**WHAT IS BEING ASKED**: Repeat every line of the data verbatim.

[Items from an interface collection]
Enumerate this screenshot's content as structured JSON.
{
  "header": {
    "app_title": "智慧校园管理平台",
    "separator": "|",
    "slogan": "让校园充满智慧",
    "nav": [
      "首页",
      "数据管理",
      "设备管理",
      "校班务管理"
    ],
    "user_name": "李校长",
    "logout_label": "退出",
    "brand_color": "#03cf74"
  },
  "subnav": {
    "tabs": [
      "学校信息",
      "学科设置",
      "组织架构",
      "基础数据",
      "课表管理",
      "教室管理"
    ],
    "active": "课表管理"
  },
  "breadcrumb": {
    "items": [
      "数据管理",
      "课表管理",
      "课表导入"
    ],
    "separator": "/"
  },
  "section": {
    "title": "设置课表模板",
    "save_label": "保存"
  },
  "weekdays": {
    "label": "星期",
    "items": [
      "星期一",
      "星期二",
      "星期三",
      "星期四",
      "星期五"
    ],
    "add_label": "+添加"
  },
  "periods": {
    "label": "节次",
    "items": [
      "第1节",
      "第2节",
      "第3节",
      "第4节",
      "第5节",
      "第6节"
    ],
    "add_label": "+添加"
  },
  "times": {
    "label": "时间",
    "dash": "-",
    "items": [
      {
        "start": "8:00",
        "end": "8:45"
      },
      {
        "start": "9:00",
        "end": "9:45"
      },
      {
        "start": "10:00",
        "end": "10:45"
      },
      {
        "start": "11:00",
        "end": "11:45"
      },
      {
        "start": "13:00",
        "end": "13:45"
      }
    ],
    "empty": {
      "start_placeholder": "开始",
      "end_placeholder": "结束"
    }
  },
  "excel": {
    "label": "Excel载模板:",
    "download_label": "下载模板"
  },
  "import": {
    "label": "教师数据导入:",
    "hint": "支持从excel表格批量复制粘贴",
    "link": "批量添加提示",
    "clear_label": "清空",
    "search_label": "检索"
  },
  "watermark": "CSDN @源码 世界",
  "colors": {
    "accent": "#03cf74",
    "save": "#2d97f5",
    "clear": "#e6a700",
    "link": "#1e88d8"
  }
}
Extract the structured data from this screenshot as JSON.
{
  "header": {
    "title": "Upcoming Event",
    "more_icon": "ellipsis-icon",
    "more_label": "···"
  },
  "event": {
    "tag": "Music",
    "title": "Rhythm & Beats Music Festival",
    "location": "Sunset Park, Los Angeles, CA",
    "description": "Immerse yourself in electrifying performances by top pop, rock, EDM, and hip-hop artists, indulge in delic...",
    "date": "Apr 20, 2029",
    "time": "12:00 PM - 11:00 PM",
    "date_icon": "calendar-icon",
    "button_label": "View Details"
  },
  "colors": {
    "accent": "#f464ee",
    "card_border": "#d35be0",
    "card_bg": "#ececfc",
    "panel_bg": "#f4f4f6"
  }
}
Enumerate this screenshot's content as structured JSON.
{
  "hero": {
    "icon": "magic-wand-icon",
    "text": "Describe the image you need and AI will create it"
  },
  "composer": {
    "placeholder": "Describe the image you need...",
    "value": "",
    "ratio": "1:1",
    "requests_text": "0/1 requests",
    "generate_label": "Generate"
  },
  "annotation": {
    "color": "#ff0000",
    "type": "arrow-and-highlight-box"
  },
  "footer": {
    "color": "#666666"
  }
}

**RESPONSE AREA**:
Enumerate this screenshot's content as structured JSON.
{
  "header": {
    "app_title": "智慧校园管理平台",
    "separator": "|",
    "slogan": "让校园充满智慧",
    "nav": [
      "首页",
      "数据管理",
      "设备管理",
      "校班务管理"
    ],
    "user_name": "李校长",
    "logout_label": "退出",
    "brand_color": "#03cf74"
  },
  "subnav": {
    "tabs": [
      "学校信息",
      "学科设置",
      "组织架构",
      "基础数据",
      "课表管理",
      "教室管理"
    ],
    "active": "课表管理"
  },
  "breadcrumb": {
    "items": [
      "数据管理",
      "课表管理",
      "课表导入"
    ],
    "separator": "/"
  },
  "section": {
    "title": "设置课表模板",
    "save_label": "保存"
  },
  "weekdays": {
    "label": "星期",
    "items": [
      "星期一",
      "星期二",
      "星期三",
      "星期四",
      "星期五"
    ],
    "add_label": "+添加"
  },
  "periods": {
    "label": "节次",
    "items": [
      "第1节",
      "第2节",
      "第3节",
      "第4节",
      "第5节",
      "第6节"
    ],
    "add_label": "+添加"
  },
  "times": {
    "label": "时间",
    "dash": "-",
    "items": [
      {
        "start": "8:00",
        "end": "8:45"
      },
      {
        "start": "9:00",
        "end": "9:45"
      },
      {
        "start": "10:00",
        "end": "10:45"
      },
      {
        "start": "11:00",
        "end": "11:45"
      },
      {
        "start": "13:00",
        "end": "13:45"
      }
    ],
    "empty": {
      "start_placeholder": "开始",
      "end_placeholder": "结束"
    }
  },
  "excel": {
    "label": "Excel载模板:",
    "download_label": "下载模板"
  },
  "import": {
    "label": "教师数据导入:",
    "hint": "支持从excel表格批量复制粘贴",
    "link": "批量添加提示",
    "clear_label": "清空",
    "search_label": "检索"
  },
  "watermark": "CSDN @源码 世界",
  "colors": {
    "accent": "#03cf74",
    "save": "#2d97f5",
    "clear": "#e6a700",
    "link": "#1e88d8"
  }
}
Extract the structured data from this screenshot as JSON.
{
  "header": {
    "title": "Upcoming Event",
    "more_icon": "ellipsis-icon",
    "more_label": "···"
  },
  "event": {
    "tag": "Music",
    "title": "Rhythm & Beats Music Festival",
    "location": "Sunset Park, Los Angeles, CA",
    "description": "Immerse yourself in electrifying performances by top pop, rock, EDM, and hip-hop artists, indulge in delic...",
    "date": "Apr 20, 2029",
    "time": "12:00 PM - 11:00 PM",
    "date_icon": "calendar-icon",
    "button_label": "View Details"
  },
  "colors": {
    "accent": "#f464ee",
    "card_border": "#d35be0",
    "card_bg": "#ececfc",
    "panel_bg": "#f4f4f6"
  }
}
Enumerate this screenshot's content as structured JSON.
{
  "hero": {
    "icon": "magic-wand-icon",
    "text": "Describe the image you need and AI will create it"
  },
  "composer": {
    "placeholder": "Describe the image you need...",
    "value": "",
    "ratio": "1:1",
    "requests_text": "0/1 requests",
    "generate_label": "Generate"
  },
  "annotation": {
    "color": "#ff0000",
    "type": "arrow-and-highlight-box"
  },
  "footer": {
    "color": "#666666"
  }
}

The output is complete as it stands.